Collected data entries:

▬▬▬▬▬▬▬▬▬▬

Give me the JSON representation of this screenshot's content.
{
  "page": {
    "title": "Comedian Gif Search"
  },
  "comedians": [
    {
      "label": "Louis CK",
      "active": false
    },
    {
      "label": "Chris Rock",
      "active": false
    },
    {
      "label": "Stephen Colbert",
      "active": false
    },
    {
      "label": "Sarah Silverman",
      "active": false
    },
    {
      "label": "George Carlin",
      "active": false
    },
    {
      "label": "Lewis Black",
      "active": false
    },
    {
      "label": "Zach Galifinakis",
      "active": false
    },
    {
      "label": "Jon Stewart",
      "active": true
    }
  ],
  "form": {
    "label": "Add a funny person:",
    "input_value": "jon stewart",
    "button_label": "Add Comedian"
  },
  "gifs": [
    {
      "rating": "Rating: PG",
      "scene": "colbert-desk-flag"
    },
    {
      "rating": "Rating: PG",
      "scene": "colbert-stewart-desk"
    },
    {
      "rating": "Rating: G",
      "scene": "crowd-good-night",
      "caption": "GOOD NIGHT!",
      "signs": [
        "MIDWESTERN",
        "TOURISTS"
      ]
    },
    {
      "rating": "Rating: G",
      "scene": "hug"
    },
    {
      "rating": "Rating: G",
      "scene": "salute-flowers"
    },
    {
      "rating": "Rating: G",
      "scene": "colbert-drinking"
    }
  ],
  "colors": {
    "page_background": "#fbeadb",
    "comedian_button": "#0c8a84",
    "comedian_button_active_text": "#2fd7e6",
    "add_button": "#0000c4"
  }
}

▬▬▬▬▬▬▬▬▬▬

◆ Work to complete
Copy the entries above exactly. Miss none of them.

◆ Answer to this exercise
Give me the JSON representation of this screenshot's content.
{
  "page": {
    "title": "Comedian Gif Search"
  },
  "comedians": [
    {
      "label": "Louis CK",
      "active": false
    },
    {
      "label": "Chris Rock",
      "active": false
    },
    {
      "label": "Stephen Colbert",
      "active": false
    },
    {
      "label": "Sarah Silverman",
      "active": false
    },
    {
      "label": "George Carlin",
      "active": false
    },
    {
      "label": "Lewis Black",
      "active": false
    },
    {
      "label": "Zach Galifinakis",
      "active": false
    },
    {
      "label": "Jon Stewart",
      "active": true
    }
  ],
  "form": {
    "label": "Add a funny person:",
    "input_value": "jon stewart",
    "button_label": "Add Comedian"
  },
  "gifs": [
    {
      "rating": "Rating: PG",
      "scene": "colbert-desk-flag"
    },
    {
      "rating": "Rating: PG",
      "scene": "colbert-stewart-desk"
    },
    {
      "rating": "Rating: G",
      "scene": "crowd-good-night",
      "caption": "GOOD NIGHT!",
      "signs": [
        "MIDWESTERN",
        "TOURISTS"
      ]
    },
    {
      "rating": "Rating: G",
      "scene": "hug"
    },
    {
      "rating": "Rating: G",
      "scene": "salute-flowers"
    },
    {
      "rating": "Rating: G",
      "scene": "colbert-drinking"
    }
  ],
  "colors": {
    "page_background": "#fbeadb",
    "comedian_button": "#0c8a84",
    "comedian_button_active_text": "#2fd7e6",
    "add_button": "#0000c4"
  }
}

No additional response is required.